Quickly speeding up, it's Google's Imagen and Stable Diffusion, and the ChatGPT, among others.

With AI-generated arts and deepfaked test appearing everywhere, this time, Microsoft is having a go.

And that is by introducing what it calls 'VALL-E', which is similar to DALL-E but for voices.

The AI is able to replicate any voice after listening to just three seconds of audio.

The AI is able to accomplish the feat by easily matching emotion and tone, something many voice AI tools struggle with

Once it learns a specific voice, VALL-E can synthesize the audio of that person saying anything, and do it in a way that attempts to preserve the speaker's emotional tone.

The AI is also capable of demonstrating in-context learning abilities, and could also replicate words it had never heard.

All that in just three seconds of learning.

According to its GitHub page, it is reported that VALL-E is capable of prompt-based TTS (text-to-speech), follows context, and doesn’t need pre-designed acoustics or any structural engineering to deliver its audio sample.

To be able to do this, the team at Microsoft trained VALL-E on roughly 60,000 hours of English speech data from more than 7,000 speakers, mostly pulled from LibriVox public domain audiobooks.

This, is "hundreds of times larger than existing systems."

On their research paper (PDF), the researchers described VALL-E as a "neural codec language model", built from a technology called EnCodec, which Meta announced in October 2022.

The way it works, include analyzing how a person sounds, to then break down that information into discrete components (tokens). And with EnCodec, it uses training data to match what it "knows" about how that voice would sound if it spoke other phrases outside of the three-second sample.

Because VALL-E generates discrete audio codec codes from text and acoustic prompts, this makes VALL-E unlike any other text-to-speech methods that typically synthesize speech by manipulating waveforms

As a result of this, the researchers said that VALL-E could be used for high-quality text-to-speech applications, speech editing where a recording of a person could be edited and changed from a text transcript (making them say something they originally didn't), and audio content creation when combined with other generative AI models like GPT-3.

The overview of VALL-E.

While this technology certainly sounds impressive, the implication can be scary.

When Microsoft announced VALL-E, the AI has not been made available to the public.

And when the time comes, there is doubt that the AI would have to deal with numerous controversies, security, social, and ethical concerns, to say the least.
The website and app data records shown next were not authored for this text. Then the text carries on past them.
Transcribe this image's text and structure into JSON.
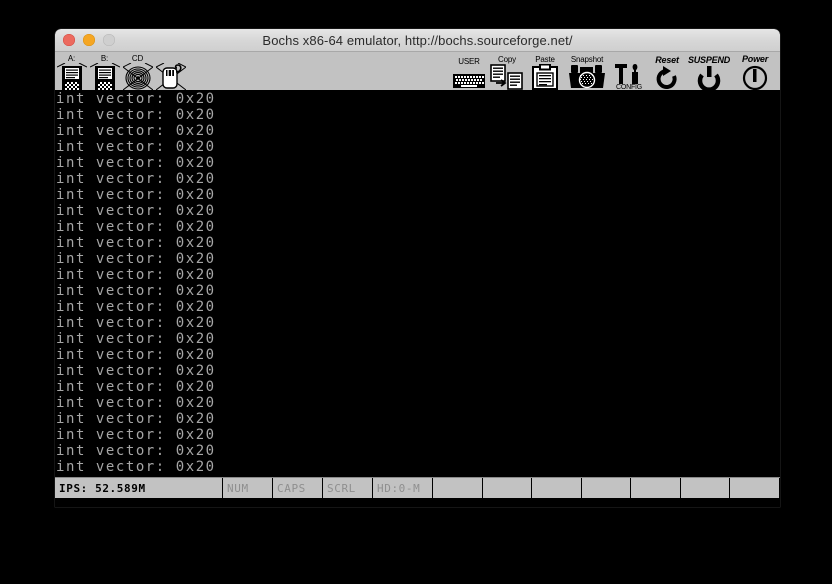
{
  "window": {
    "title": "Bochs x86-64 emulator, http://bochs.sourceforge.net/",
    "traffic_lights": {
      "close_label": "close",
      "minimize_label": "minimize",
      "zoom_label": "zoom"
    }
  },
  "toolbar": {
    "left_buttons": [
      {
        "name": "floppy-a",
        "label": "A:",
        "icon": "floppy-icon"
      },
      {
        "name": "floppy-b",
        "label": "B:",
        "icon": "floppy-icon"
      },
      {
        "name": "cdrom",
        "label": "CD",
        "icon": "cdrom-icon"
      },
      {
        "name": "mouse",
        "label": "",
        "icon": "mouse-icon"
      }
    ],
    "right_buttons": [
      {
        "name": "user",
        "label": "USER",
        "icon": "keyboard-icon",
        "style": "plain"
      },
      {
        "name": "copy",
        "label": "Copy",
        "icon": "copy-icon",
        "style": "plain"
      },
      {
        "name": "paste",
        "label": "Paste",
        "icon": "clipboard-icon",
        "style": "plain"
      },
      {
        "name": "snapshot",
        "label": "Snapshot",
        "icon": "camera-icon",
        "style": "plain"
      },
      {
        "name": "config",
        "label": "CONFIG",
        "icon": "tools-icon",
        "style": "under"
      },
      {
        "name": "reset",
        "label": "Reset",
        "icon": "reset-arrow-icon",
        "style": "italic"
      },
      {
        "name": "suspend",
        "label": "SUSPEND",
        "icon": "power-standby-icon",
        "style": "italic"
      },
      {
        "name": "power",
        "label": "Power",
        "icon": "power-circle-icon",
        "style": "italic"
      }
    ]
  },
  "screen": {
    "text_color": "#a6a6a6",
    "background_color": "#000000",
    "lines": [
      "int vector: 0x20",
      "int vector: 0x20",
      "int vector: 0x20",
      "int vector: 0x20",
      "int vector: 0x20",
      "int vector: 0x20",
      "int vector: 0x20",
      "int vector: 0x20",
      "int vector: 0x20",
      "int vector: 0x20",
      "int vector: 0x20",
      "int vector: 0x20",
      "int vector: 0x20",
      "int vector: 0x20",
      "int vector: 0x20",
      "int vector: 0x20",
      "int vector: 0x20",
      "int vector: 0x20",
      "int vector: 0x20",
      "int vector: 0x20",
      "int vector: 0x20",
      "int vector: 0x20",
      "int vector: 0x20",
      "int vector: 0x20"
    ]
  },
  "statusbar": {
    "ips": "IPS: 52.589M",
    "indicators": [
      {
        "name": "num-lock",
        "label": "NUM",
        "state": "inactive"
      },
      {
        "name": "caps-lock",
        "label": "CAPS",
        "state": "inactive"
      },
      {
        "name": "scroll-lock",
        "label": "SCRL",
        "state": "inactive"
      }
    ],
    "hd": {
      "name": "hd-activity",
      "label": "HD:0-M",
      "state": "inactive"
    },
    "empty_cells": 7
  }
}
For starters, the it's a concerning development for voice actors, as well as anyone who could be tricked into thinking they're on a call with a relative who desperately needs their personal details.